▶ [Required action] Copy each of the entries below faithfully, setting aside any pictures.

▶ [Dataset entries]
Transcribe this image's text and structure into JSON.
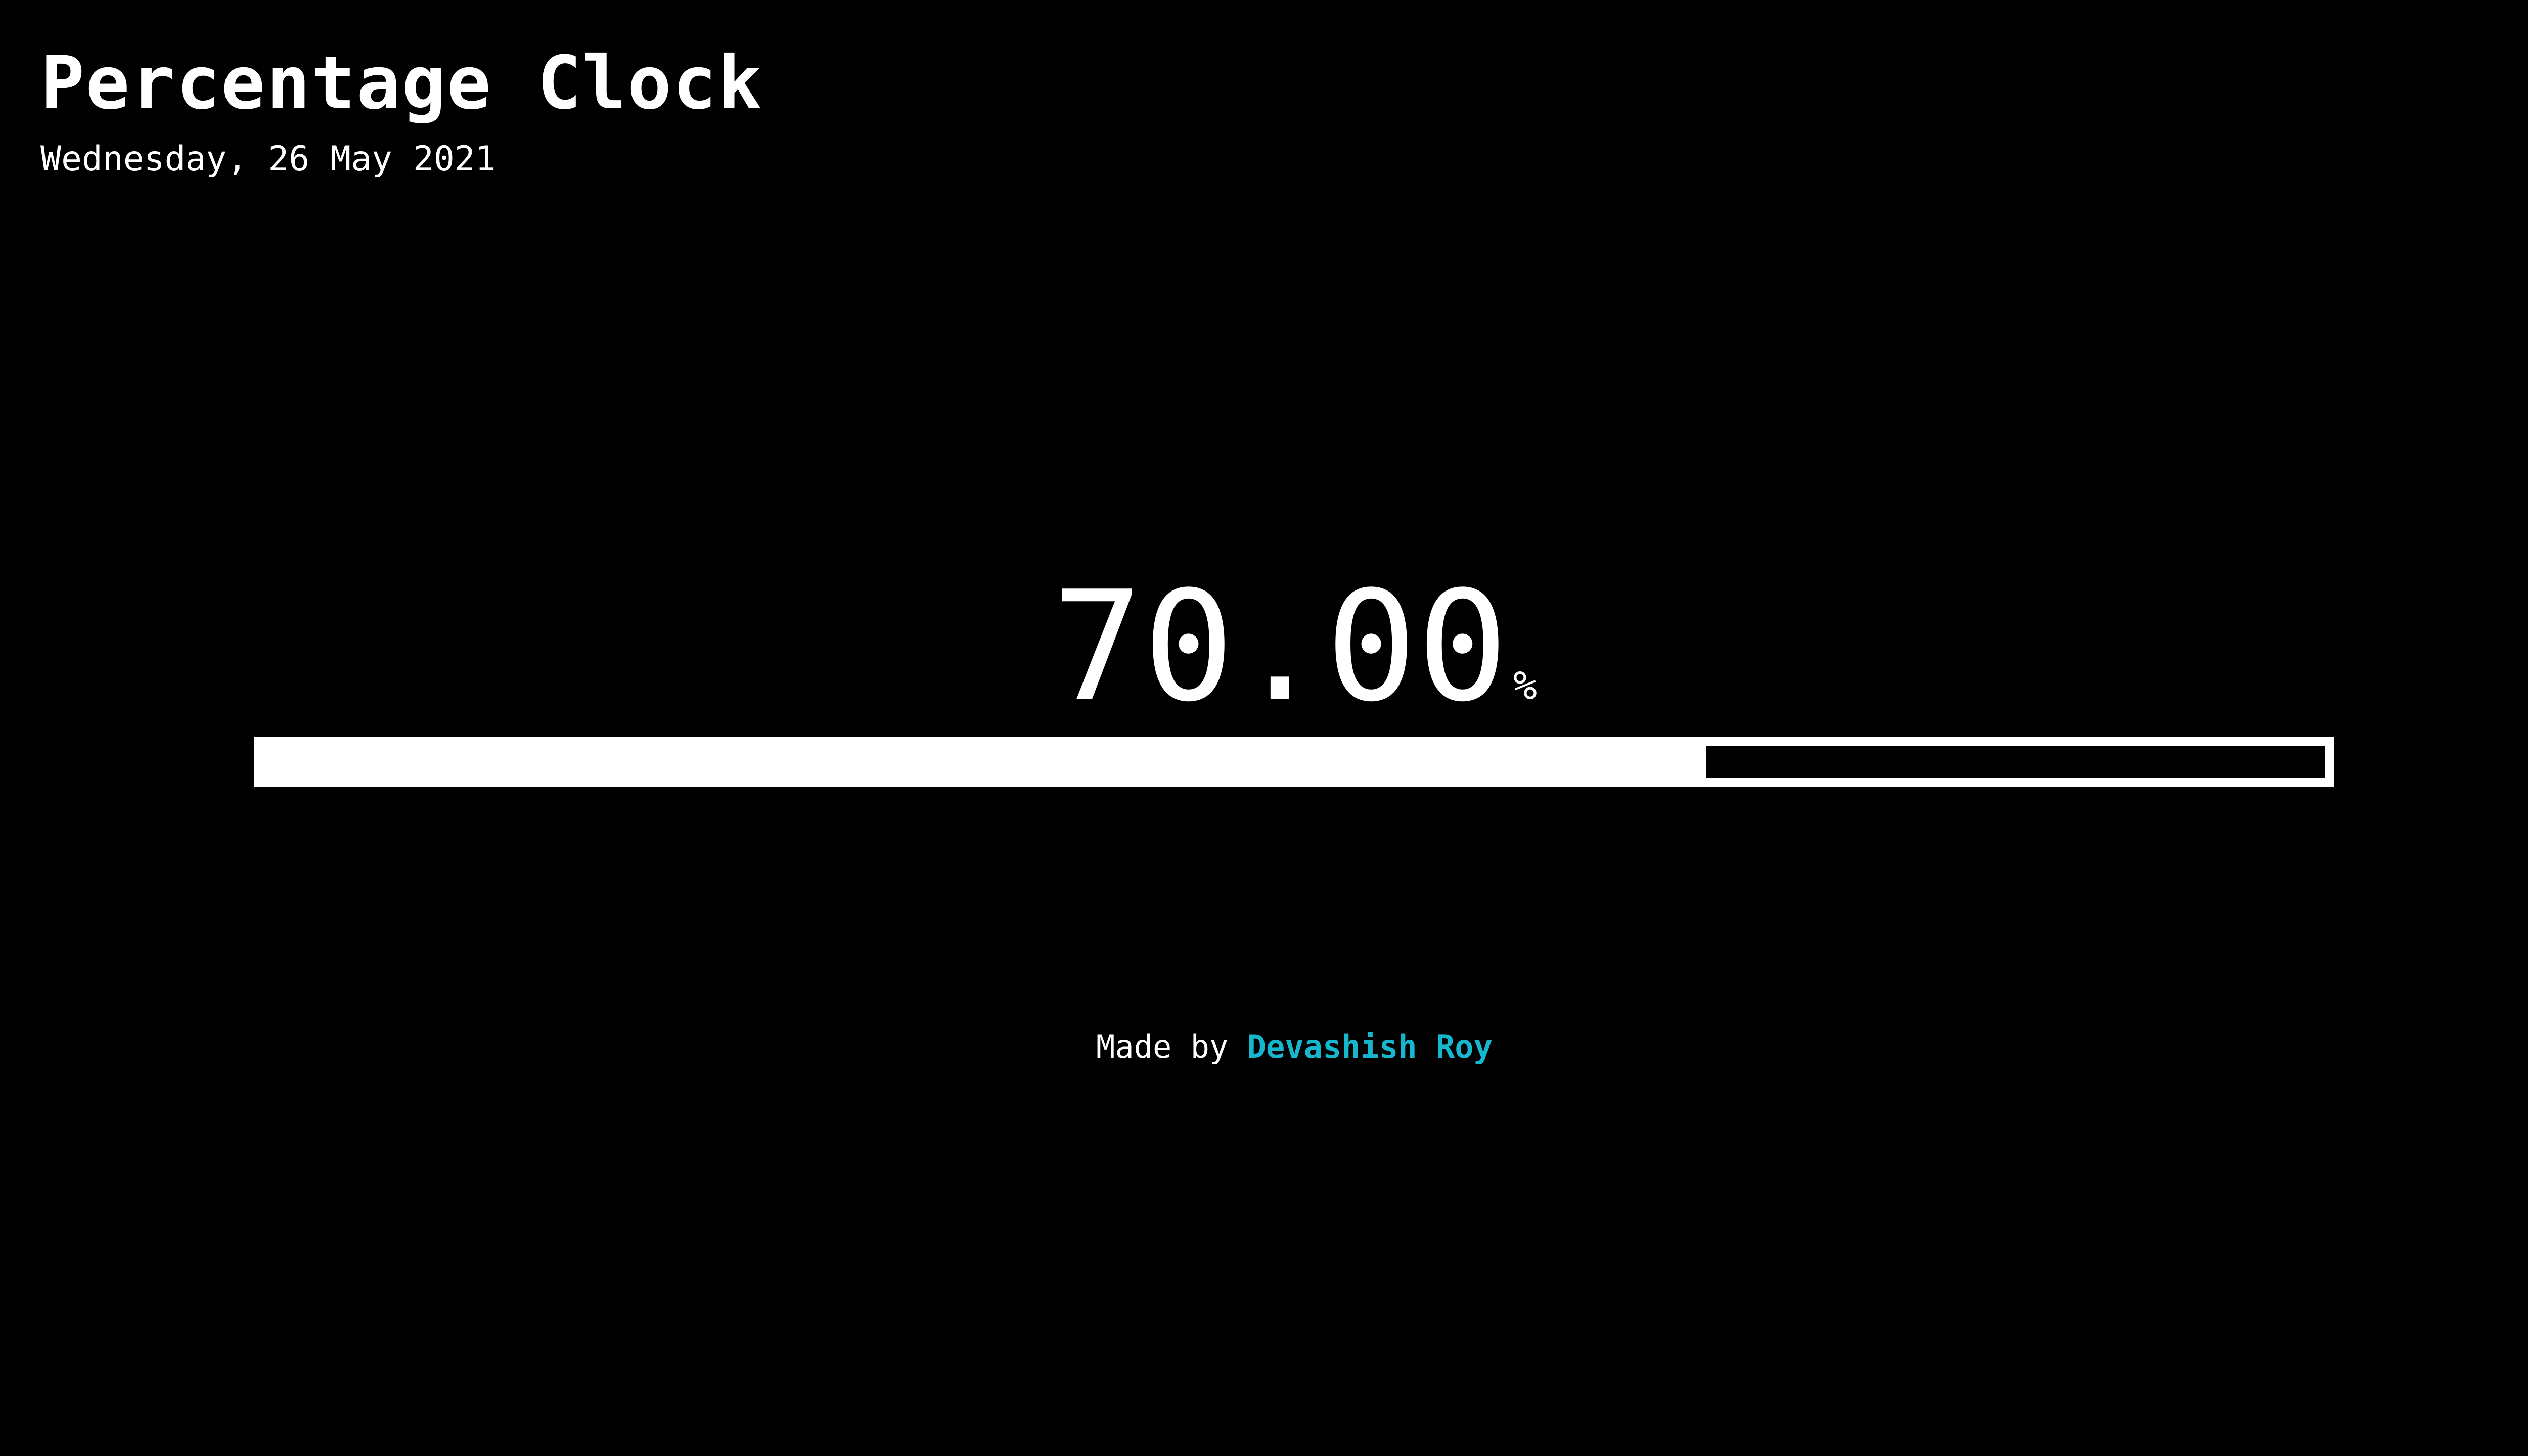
{
  "header": {
    "title": "Percentage Clock",
    "date": "Wednesday, 26 May 2021"
  },
  "clock": {
    "value": "70.00",
    "unit": "%",
    "progress_fraction": 0.7
  },
  "footer": {
    "prefix": "Made by",
    "author": "Devashish Roy"
  },
  "colors": {
    "background": "#000000",
    "foreground": "#ffffff",
    "link": "#17b6cf"
  }
}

▶ [Solution to this task]
Transcribe this image's text and structure into JSON.
{
  "header": {
    "title": "Percentage Clock",
    "date": "Wednesday, 26 May 2021"
  },
  "clock": {
    "value": "70.00",
    "unit": "%",
    "progress_fraction": 0.7
  },
  "footer": {
    "prefix": "Made by",
    "author": "Devashish Roy"
  },
  "colors": {
    "background": "#000000",
    "foreground": "#ffffff",
    "link": "#17b6cf"
  }
}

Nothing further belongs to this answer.